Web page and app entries
- Opening Delimiter -

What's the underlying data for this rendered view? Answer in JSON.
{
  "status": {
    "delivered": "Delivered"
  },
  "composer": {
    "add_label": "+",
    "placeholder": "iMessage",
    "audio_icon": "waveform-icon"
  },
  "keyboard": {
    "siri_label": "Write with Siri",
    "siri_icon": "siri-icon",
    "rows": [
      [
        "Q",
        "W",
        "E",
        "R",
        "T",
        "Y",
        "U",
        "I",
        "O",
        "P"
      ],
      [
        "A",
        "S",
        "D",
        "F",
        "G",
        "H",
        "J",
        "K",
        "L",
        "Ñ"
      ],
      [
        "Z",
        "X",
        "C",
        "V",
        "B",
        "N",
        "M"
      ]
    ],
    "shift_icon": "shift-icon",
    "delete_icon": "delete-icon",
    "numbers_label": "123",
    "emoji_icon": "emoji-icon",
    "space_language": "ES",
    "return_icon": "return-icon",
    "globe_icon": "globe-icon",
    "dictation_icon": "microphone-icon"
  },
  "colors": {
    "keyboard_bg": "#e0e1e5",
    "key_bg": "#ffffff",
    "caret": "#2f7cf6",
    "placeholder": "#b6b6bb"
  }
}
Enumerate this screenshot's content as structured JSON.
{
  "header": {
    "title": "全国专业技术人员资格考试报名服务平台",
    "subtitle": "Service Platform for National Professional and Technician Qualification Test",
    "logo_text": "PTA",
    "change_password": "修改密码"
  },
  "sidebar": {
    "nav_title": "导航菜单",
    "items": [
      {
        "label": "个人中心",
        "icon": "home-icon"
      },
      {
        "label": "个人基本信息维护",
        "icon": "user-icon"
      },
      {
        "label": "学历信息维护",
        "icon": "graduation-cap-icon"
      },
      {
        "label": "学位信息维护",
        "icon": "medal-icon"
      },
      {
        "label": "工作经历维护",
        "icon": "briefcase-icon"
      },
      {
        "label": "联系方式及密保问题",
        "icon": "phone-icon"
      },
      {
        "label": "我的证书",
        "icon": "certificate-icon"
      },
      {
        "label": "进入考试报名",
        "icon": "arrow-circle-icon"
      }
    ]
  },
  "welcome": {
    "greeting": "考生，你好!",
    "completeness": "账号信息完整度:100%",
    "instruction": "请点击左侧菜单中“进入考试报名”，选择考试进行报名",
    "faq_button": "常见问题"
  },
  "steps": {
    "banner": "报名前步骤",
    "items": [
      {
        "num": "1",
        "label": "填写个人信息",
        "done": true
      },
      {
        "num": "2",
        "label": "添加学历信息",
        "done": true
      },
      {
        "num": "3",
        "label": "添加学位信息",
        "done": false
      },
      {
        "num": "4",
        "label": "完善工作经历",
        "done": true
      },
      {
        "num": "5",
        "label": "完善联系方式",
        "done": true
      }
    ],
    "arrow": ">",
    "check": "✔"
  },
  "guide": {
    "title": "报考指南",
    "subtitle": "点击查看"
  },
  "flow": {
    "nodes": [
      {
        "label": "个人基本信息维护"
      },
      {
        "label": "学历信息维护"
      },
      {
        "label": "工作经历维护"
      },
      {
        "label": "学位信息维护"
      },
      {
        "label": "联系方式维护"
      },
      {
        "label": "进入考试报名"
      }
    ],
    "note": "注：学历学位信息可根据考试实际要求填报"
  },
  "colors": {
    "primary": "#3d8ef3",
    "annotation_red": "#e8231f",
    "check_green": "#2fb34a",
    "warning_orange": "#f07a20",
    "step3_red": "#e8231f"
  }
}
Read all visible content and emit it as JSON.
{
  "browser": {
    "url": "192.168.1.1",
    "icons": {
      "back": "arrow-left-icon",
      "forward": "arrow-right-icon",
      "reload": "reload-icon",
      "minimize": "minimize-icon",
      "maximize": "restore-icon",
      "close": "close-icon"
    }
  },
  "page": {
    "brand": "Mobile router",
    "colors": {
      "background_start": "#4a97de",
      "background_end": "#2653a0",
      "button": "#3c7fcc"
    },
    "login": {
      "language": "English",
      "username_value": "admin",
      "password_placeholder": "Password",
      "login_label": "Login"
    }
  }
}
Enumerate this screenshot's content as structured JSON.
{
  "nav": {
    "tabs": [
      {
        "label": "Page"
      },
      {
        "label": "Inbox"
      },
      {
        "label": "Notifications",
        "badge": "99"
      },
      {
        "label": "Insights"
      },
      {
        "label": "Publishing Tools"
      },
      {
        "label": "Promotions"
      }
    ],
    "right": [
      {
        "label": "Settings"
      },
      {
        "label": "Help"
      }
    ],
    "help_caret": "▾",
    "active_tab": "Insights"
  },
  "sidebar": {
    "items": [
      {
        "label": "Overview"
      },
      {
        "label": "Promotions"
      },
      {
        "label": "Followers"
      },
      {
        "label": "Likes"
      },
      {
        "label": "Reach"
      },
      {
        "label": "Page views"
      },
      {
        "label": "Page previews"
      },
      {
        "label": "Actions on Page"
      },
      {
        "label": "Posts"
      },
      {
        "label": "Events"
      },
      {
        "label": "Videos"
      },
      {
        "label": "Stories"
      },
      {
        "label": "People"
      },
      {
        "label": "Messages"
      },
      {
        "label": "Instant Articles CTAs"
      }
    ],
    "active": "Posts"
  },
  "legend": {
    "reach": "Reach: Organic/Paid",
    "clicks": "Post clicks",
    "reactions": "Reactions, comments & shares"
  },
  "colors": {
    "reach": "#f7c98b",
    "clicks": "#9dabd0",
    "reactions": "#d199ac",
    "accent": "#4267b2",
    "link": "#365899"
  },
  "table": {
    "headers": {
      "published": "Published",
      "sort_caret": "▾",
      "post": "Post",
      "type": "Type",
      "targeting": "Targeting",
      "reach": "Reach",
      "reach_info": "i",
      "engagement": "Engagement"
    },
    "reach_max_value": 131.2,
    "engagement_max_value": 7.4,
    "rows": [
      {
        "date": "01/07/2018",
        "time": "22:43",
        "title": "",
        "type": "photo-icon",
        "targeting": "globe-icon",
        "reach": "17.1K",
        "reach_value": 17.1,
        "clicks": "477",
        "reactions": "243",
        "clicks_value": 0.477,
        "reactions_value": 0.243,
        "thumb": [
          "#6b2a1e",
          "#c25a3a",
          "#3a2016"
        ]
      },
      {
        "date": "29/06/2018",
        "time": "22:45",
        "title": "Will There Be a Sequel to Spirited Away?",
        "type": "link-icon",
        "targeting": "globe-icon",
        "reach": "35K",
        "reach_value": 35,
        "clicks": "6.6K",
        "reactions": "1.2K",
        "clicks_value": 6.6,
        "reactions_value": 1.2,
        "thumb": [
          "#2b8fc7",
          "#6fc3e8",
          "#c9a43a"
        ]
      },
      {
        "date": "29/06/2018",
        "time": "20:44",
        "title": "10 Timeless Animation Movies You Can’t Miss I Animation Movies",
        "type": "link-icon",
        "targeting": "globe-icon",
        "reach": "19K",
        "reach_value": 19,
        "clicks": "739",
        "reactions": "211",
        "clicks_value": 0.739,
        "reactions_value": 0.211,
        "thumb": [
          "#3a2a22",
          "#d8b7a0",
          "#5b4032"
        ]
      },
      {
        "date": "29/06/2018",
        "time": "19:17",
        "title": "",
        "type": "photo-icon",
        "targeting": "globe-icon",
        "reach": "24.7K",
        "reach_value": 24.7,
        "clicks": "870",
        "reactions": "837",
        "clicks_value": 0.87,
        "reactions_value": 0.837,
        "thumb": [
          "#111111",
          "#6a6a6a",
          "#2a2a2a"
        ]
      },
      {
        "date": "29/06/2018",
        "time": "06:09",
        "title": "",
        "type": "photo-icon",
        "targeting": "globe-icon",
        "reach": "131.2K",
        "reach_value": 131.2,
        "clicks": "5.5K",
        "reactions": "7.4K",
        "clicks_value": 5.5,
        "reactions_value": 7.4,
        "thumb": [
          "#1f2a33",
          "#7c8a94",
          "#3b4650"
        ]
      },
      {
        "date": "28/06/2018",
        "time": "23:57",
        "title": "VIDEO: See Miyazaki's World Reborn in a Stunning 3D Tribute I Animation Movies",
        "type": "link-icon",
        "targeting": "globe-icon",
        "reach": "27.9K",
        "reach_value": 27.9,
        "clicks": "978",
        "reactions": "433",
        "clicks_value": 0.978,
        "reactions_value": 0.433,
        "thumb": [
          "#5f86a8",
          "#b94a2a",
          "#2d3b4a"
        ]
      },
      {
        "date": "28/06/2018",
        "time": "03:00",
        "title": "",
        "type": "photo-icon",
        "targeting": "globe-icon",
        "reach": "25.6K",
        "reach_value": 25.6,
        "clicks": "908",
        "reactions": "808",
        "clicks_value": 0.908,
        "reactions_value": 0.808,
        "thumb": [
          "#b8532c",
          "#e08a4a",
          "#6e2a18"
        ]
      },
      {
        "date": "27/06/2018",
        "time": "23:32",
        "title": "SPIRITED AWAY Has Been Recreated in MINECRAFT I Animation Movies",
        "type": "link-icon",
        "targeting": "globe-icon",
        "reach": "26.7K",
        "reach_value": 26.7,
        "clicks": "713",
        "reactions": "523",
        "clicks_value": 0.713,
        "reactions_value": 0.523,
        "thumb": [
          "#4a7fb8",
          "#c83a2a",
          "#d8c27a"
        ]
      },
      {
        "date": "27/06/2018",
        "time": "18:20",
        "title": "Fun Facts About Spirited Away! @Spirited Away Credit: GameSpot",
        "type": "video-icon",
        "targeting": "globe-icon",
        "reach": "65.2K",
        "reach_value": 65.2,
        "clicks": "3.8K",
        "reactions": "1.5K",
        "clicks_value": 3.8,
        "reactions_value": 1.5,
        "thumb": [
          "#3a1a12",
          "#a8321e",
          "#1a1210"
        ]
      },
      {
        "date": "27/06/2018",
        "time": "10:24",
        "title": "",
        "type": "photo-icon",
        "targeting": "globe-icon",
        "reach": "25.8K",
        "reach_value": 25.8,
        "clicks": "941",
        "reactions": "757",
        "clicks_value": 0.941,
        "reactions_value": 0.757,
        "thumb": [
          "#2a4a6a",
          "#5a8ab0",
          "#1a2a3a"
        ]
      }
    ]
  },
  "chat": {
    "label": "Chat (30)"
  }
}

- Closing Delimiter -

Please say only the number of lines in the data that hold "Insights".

# Response
2